R.Mikesh, A.Shorzoe Japanese Aircraft, 1910-1941 (Putnam)
Hino No.3 and No.4
Kamikaze-go Aeroplane Hino's efforts to construct a successful aeroplane continued while at Fukuoka. What became the Hino No.3 Aeroplane was actually a modification of an Iga Maitsuru-go. He first tested the aeroplane at Fukuoka on 20 April, 1912, with poor results, then modified it into a seaplane with 2.20m (7ft 2 1/2in) long floats. Giving the aeroplane the designation Hino No.3 Kai or No.4 Kamikaze-go, he made attempts to fly on 25 September, 1912, at Nezumijima Island near Nagasaki, but again, his aeroplane would not become airborne. Disappointed with three consecutive failures and being criticized for being distracted from his military responsibilities, Hino gave up his interest in aviation. His interest was rekindled and he created a tailess glider in 1937, the development of which was taken over by Kayaba Manufacturing Works (Kayaba Seisakusho) and then by Hidemasa Kimura of the Aeronautical Research Institute of Tokyo Imperial University. Designated HK-1 (Hino Kayaba), it was built by Itoh Aeroplane Co Ltd.
Kumazo Hino, despite the lack of success with his early designs is looked upon as a major pioneer of japanese aviation.
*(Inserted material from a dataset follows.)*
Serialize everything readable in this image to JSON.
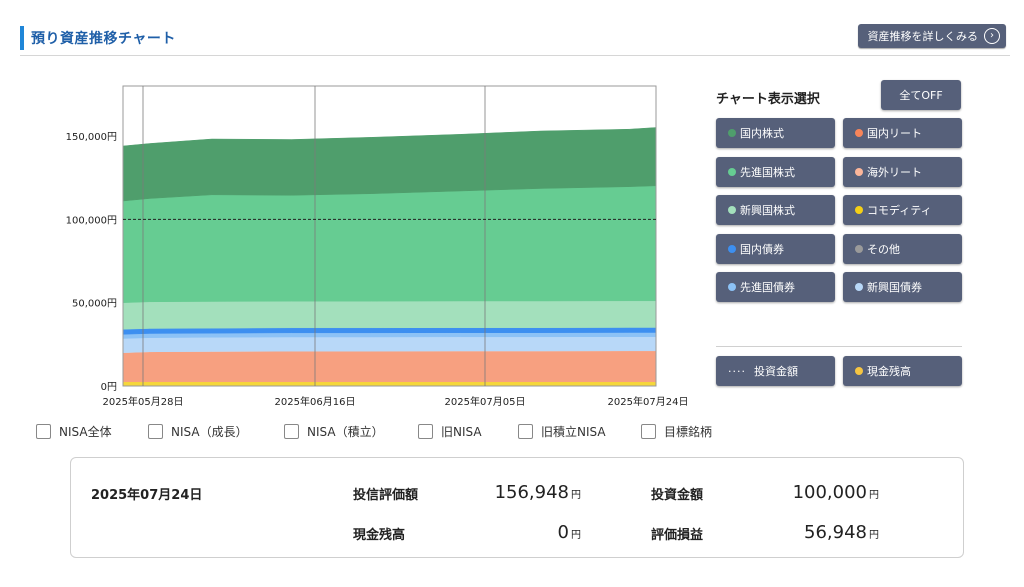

He died on 15 january, 1946, at his home in Azabu, Tokyo, at the age of 67.